Back in May, Larry Drew II returned to California for the off season. After only a week, his father, Larry Drew, took Drew II to dinner at a nearby T.G.I. Friday’s. During the meal, the elder Drew left and went to the car. When he returned, he wasn’t empty-handed.
“He came back with a folder and dropped it on the table,” Drew II said. “It was like, Monday, Tuesday, Wednesday, Thursday, Friday, Saturday. It was like everything that I would do all day, he just had a schedule. He basically had it all planned before I even got there.”
Drew didn’t have a lengthy motivational speech planned out for his son, though. He simply said, “This is what you’re doing this summer. Get committed.”
And committed Drew II was.
After arriving in Chapel Hill in 2008 as a heralded high school recruit and a fairly prolific three-point shooter, Drew underwent a rocky freshman campaign. He scored only 1.4 points each contest. His field goal percentage was 35 percent, and his percentage from long range was much worse: a dismal 23 percent.
Drew II recognized this fact and entered the summer ready to change the perceptions about his jumper.
Under his dad’s workout plan, the now-sophomore woke up every day at 6 a.m. He’d shoot for two hours and then do some conditioning. After lunch, it was back to shooting.
“A lot of the stuff that we did actually was close-range,” Drew II said. “Working on my form, trying to get my touch right. All my mechanics were OK close to the basket.”
By the end of the day, Drew II would usually hoist close to 1,000 shots — a workout that hasn’t gone unnoticed by his teammates.
During the team’s media day, forward Tyler Zeller acknowledged how well Drew II has been shooting in pickup games.
“Last year, I didn’t feel like he had the greatest confidence level,” Zeller said. “(Now) he doesn’t question what he’s doing. He just goes and makes a move right away.”
North Carolina coach Roy Williams will certainly hope this is the case. After losing his two backcourt starters in Ty Lawson and Wayne Ellington to the NBA draft, the Tar Heels’ current crop of guards brings an aura of uncertainty.
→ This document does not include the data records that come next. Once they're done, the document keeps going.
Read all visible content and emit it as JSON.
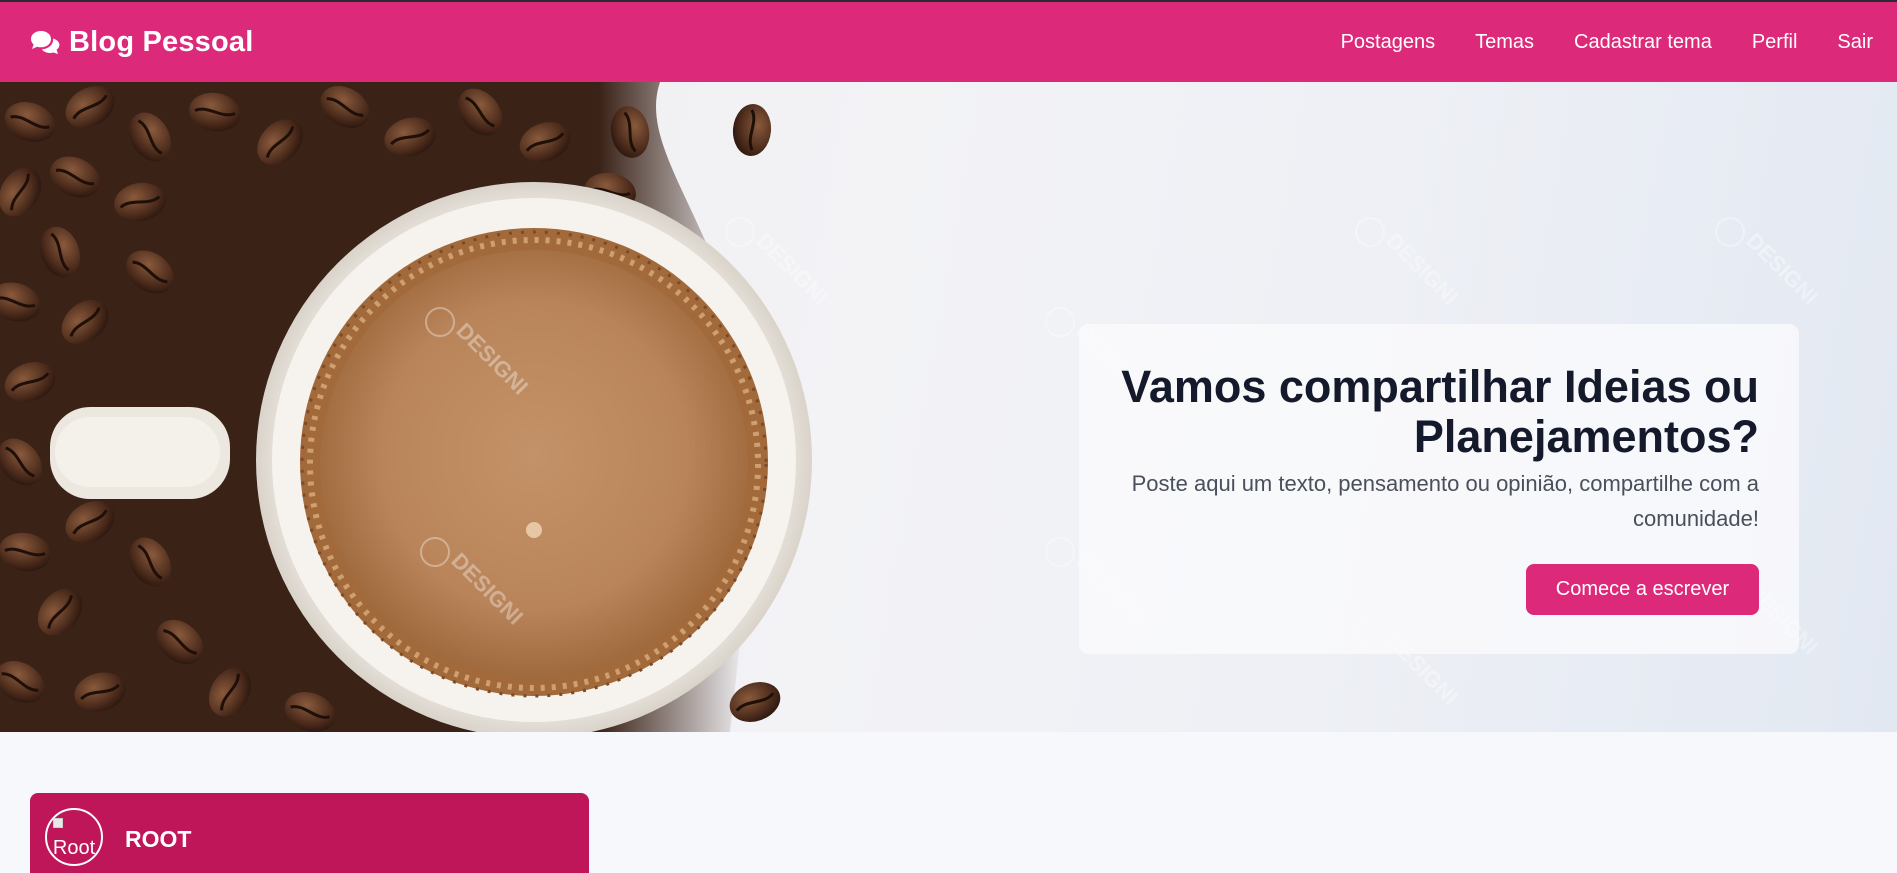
{
  "app": {
    "brand": "Blog Pessoal",
    "brand_icon": "comments-icon"
  },
  "nav": {
    "links": [
      "Postagens",
      "Temas",
      "Cadastrar tema",
      "Perfil",
      "Sair"
    ]
  },
  "hero": {
    "title": "Vamos compartilhar Ideias ou Planejamentos?",
    "subtitle": "Poste aqui um texto, pensamento ou opinião, compartilhe com a comunidade!",
    "cta_label": "Comece a escrever",
    "watermark": "DESIGNI"
  },
  "post": {
    "avatar_alt": "Root",
    "username": "ROOT"
  },
  "colors": {
    "brand": "#dd2979",
    "post_header": "#bf1659",
    "title_text": "#141a2b"
  }
}
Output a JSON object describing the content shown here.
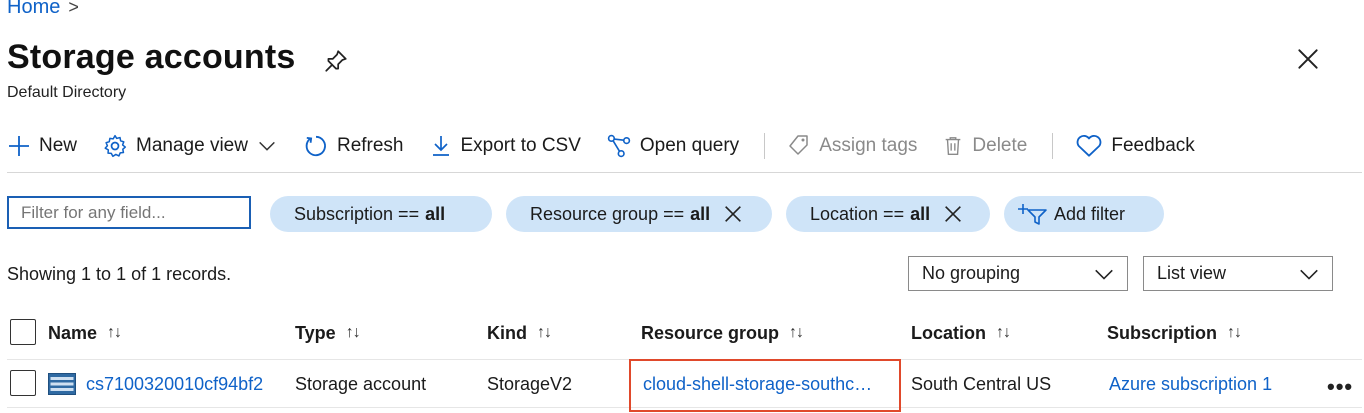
{
  "breadcrumb": {
    "home": "Home",
    "separator": ">"
  },
  "header": {
    "title": "Storage accounts",
    "subtitle": "Default Directory"
  },
  "toolbar": {
    "new": "New",
    "manage_view": "Manage view",
    "refresh": "Refresh",
    "export_csv": "Export to CSV",
    "open_query": "Open query",
    "assign_tags": "Assign tags",
    "delete": "Delete",
    "feedback": "Feedback"
  },
  "filters": {
    "search_placeholder": "Filter for any field...",
    "subscription": {
      "label": "Subscription ==",
      "value": "all"
    },
    "resource_group": {
      "label": "Resource group ==",
      "value": "all"
    },
    "location": {
      "label": "Location ==",
      "value": "all"
    },
    "add_filter": "Add filter"
  },
  "records": {
    "summary": "Showing 1 to 1 of 1 records.",
    "grouping": "No grouping",
    "view": "List view"
  },
  "table": {
    "columns": [
      "Name",
      "Type",
      "Kind",
      "Resource group",
      "Location",
      "Subscription"
    ],
    "sort_glyph": "↑↓",
    "rows": [
      {
        "name": "cs7100320010cf94bf2",
        "type": "Storage account",
        "kind": "StorageV2",
        "resource_group": "cloud-shell-storage-southc…",
        "location": "South Central US",
        "subscription": "Azure subscription 1"
      }
    ],
    "more_glyph": "•••"
  },
  "colors": {
    "accent": "#0f62c8",
    "pill_bg": "#cfe4f8",
    "highlight": "#e0492b"
  }
}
Drew II will likely be the opening-game starter at point guard but not much else is known. Redshirt senior Marcus Ginyard is a lockdown defender but has never been known as a go-to scorer at UNC.
Still, much like Drew II, such perceptions didn’t stop Ginyard from tailoring his offseason toward a specific part of his game.
“Definitely more shots, more shots, more shots. More shots, no question,” he said.
Redshirt junior Will Graves returns, after being suspended for a large portion of last season. Graves brings a sweet stroke from deep and could be the team’s best chance at outside scoring. But he averaged only 11.2 minutes last year and has never been an established scorer in the UNC rotation.
And there are the two freshman guards, Dexter Strickland and Leslie McDonald. Both are highly acclaimed, but they are freshman. Williams probably won’t heavily rely on the pair at first.
“If you’re not patient, you’re only cutting your own throat,” Williams said. “I don’t mind the uncertainty as long as the guy that does start plays really well.”